Entries provided —

▬▬▬

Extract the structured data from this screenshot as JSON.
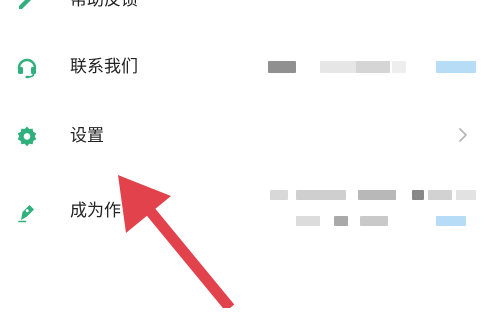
{
  "menu": {
    "items": [
      {
        "label": "帮助反馈",
        "icon": "edit-icon",
        "obscured_value": true
      },
      {
        "label": "联系我们",
        "icon": "headset-icon",
        "obscured_value": true
      },
      {
        "label": "设置",
        "icon": "gear-icon",
        "chevron": "chevron-right-icon"
      },
      {
        "label": "成为作",
        "icon": "pen-nib-icon",
        "obscured_value": true
      }
    ]
  },
  "annotation": {
    "type": "arrow",
    "color": "#e2424b",
    "points_to": "settings"
  },
  "colors": {
    "icon_green": "#2fb07d",
    "text": "#222222",
    "chevron": "#b7b7b7",
    "blurred_gray": "#d7d7d7",
    "blurred_blue": "#b6dcf7"
  }
}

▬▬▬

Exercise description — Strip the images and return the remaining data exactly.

Answer space —
Extract the structured data from this screenshot as JSON.
{
  "menu": {
    "items": [
      {
        "label": "帮助反馈",
        "icon": "edit-icon",
        "obscured_value": true
      },
      {
        "label": "联系我们",
        "icon": "headset-icon",
        "obscured_value": true
      },
      {
        "label": "设置",
        "icon": "gear-icon",
        "chevron": "chevron-right-icon"
      },
      {
        "label": "成为作",
        "icon": "pen-nib-icon",
        "obscured_value": true
      }
    ]
  },
  "annotation": {
    "type": "arrow",
    "color": "#e2424b",
    "points_to": "settings"
  },
  "colors": {
    "icon_green": "#2fb07d",
    "text": "#222222",
    "chevron": "#b7b7b7",
    "blurred_gray": "#d7d7d7",
    "blurred_blue": "#b6dcf7"
  }
}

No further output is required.